Going beyond the emotional cost of these irritations, I asked the agent about any water damage, and he seemed a little startled, but to his credit he knew this background information from years back and answered openly and honestly. There had been some leakage but it was corrected almost half a decade ago. This information wasn't in the disclosure packet and the issue probably wouldn't have surfaced again, but it was good to know.
That look of deferred maintenance in the building led me to read the HOA finances very closely. The HOA dues each month were lower than market and the two didn't add up well. In fact, individual units were responsible for maintaining portions of the front porch as well as the enclosed patio, which indicated they hadn't contracted a management company (as confirmed in the docs).
There are people who like this arrangement because it gives them more control over their costs and what they can do with the property. But my concern was two-fold.
First, there were the number of special assessments that would be (and had been) required if more services were needed or something unexpected happened. This technically increases the price of the property without adding value. (Many people dislike paying extra for something that should have been there to begin with.)
Second, my client had a high-stress job and wanted something more plug-and-play. This property looked like it would need close involvement at the HOA-level by every owner, in addition to the fixes required for termite damage.
Since there was no HOA reserve fund and the reserve study hadn't been completed, it wouldn't be surprising to see special assessments or an increase in the monthly HOA dues significantly raise the total cost of ownership (TCO) for this property.

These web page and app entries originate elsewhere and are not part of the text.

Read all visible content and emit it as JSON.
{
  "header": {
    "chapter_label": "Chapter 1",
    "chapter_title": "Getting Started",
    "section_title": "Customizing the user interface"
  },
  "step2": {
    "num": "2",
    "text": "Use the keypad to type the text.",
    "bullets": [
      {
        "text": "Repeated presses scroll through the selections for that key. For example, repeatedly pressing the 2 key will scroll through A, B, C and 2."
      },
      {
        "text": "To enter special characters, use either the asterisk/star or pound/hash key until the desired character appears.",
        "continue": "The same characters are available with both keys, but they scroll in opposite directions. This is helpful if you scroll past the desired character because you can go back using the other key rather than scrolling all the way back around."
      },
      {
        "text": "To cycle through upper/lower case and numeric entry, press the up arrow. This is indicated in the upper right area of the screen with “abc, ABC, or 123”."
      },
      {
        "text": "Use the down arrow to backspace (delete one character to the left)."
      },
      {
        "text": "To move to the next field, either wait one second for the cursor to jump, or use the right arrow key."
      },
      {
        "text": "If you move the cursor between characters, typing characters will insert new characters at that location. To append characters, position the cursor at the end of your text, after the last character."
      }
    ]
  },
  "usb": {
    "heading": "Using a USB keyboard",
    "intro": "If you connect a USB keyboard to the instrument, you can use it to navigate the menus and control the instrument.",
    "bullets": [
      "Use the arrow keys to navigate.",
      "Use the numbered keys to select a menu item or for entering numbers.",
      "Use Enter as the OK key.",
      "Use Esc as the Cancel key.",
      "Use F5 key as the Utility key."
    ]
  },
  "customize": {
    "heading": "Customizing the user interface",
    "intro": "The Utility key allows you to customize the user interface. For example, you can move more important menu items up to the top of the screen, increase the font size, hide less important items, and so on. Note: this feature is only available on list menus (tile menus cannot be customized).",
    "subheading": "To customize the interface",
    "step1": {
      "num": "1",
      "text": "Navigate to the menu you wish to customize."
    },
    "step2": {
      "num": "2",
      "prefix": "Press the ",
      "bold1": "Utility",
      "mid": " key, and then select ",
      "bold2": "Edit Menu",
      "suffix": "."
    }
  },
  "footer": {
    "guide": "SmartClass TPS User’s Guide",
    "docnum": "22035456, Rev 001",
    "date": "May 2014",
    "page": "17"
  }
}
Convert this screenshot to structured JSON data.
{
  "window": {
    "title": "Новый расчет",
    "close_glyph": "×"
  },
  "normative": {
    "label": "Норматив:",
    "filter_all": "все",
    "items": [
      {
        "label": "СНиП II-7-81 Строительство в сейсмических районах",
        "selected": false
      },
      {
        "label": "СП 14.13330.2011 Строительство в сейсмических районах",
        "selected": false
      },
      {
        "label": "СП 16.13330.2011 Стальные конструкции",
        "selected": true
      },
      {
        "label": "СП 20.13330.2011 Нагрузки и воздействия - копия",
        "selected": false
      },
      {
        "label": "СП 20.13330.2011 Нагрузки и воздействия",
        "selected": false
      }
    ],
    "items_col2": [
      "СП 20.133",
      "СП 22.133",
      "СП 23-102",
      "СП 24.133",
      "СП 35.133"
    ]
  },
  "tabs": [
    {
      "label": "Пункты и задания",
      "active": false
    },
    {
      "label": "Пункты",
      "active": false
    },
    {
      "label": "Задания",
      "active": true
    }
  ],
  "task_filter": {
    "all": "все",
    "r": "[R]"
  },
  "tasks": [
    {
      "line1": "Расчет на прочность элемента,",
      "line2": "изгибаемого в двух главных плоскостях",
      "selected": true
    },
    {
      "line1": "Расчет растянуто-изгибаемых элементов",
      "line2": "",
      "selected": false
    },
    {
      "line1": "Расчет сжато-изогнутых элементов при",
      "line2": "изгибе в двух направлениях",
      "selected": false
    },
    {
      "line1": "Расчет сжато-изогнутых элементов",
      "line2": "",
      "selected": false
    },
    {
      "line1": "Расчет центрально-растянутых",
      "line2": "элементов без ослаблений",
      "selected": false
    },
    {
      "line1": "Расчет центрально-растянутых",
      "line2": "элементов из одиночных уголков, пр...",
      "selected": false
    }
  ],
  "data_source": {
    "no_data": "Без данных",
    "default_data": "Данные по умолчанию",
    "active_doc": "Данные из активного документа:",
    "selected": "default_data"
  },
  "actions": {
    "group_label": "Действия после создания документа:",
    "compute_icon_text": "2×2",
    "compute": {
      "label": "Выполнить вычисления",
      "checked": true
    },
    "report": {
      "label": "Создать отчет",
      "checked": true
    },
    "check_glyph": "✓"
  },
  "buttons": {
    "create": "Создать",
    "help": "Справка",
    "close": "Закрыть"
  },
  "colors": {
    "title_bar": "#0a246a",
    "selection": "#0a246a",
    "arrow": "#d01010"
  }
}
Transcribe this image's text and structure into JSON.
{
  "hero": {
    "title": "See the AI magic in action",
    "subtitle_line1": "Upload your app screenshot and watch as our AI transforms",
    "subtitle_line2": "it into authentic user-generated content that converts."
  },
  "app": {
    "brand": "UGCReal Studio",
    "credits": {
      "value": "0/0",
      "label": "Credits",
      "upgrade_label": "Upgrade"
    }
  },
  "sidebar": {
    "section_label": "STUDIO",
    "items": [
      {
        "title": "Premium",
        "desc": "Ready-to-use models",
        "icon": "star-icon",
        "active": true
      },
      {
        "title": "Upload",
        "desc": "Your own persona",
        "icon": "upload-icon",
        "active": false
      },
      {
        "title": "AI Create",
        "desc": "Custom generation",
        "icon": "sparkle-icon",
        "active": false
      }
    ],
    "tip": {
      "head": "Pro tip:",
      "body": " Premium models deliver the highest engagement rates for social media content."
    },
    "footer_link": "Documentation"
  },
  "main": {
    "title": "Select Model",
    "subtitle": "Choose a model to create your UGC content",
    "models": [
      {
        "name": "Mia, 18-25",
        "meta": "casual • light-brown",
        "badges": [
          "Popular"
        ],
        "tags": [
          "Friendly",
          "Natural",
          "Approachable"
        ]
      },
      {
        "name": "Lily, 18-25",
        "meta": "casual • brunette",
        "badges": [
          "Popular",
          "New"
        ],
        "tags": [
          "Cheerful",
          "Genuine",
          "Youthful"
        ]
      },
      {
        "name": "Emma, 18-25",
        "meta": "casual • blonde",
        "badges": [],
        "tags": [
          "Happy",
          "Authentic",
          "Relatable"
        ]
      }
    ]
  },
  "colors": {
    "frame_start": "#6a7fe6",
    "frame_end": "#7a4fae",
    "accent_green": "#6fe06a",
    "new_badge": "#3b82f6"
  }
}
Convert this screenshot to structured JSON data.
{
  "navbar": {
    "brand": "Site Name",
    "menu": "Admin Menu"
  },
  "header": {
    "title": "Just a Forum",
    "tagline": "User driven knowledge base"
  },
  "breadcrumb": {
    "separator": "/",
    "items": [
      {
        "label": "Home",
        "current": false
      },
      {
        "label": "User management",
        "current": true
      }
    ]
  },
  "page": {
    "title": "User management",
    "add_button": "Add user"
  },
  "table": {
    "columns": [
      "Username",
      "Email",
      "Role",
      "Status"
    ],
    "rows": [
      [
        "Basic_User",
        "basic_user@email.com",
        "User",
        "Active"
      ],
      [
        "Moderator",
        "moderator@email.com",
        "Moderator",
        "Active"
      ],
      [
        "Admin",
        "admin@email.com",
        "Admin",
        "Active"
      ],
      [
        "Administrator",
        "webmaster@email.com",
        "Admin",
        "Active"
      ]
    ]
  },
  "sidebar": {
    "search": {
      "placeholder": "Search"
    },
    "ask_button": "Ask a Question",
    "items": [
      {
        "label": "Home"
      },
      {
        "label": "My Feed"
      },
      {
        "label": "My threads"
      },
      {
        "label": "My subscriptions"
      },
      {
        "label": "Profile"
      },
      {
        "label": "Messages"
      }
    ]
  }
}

I emailed the HOA president about this and another issue I knew my client would have. He's considering moving out of the country in a few years but would like to keep the home he buys as an investment. The HOA docs mentioned restrictions on this which I won't go into. But suffice it to say, getting clarification would definitely impact my client's decision.
This Wasn't the Perfect House... For Him
Well, we got our answers and while this may still be the perfect house, it's just not the one for this client. Sometimes the best choice you make is to pass on what only looks like the perfect house for you.
The fact is, the trade-offs this client wasn't willing to make could have been perfectly acceptable to another. But my job is to assess the right price my client is willing to pay based on how well it meets his needs, and not just base it on the asking price. After all, the buyer sets the asking price and there are five reasons why many owners overprice their homes.
We literally had this conversation. He said, "If I make an offer on this house, we should make it to win." To which I said, "Just because 50 other people [ed. I didn't use that word] could be willing to pay $100,000 over asking price doesn't mean you should feel obligated to beat them. This isn't about them."
There would be properties justifiably in high demand and we would go out and make aggressive offers, but because this one didn't meet his intrinsic requirements, there was no reason to overpay.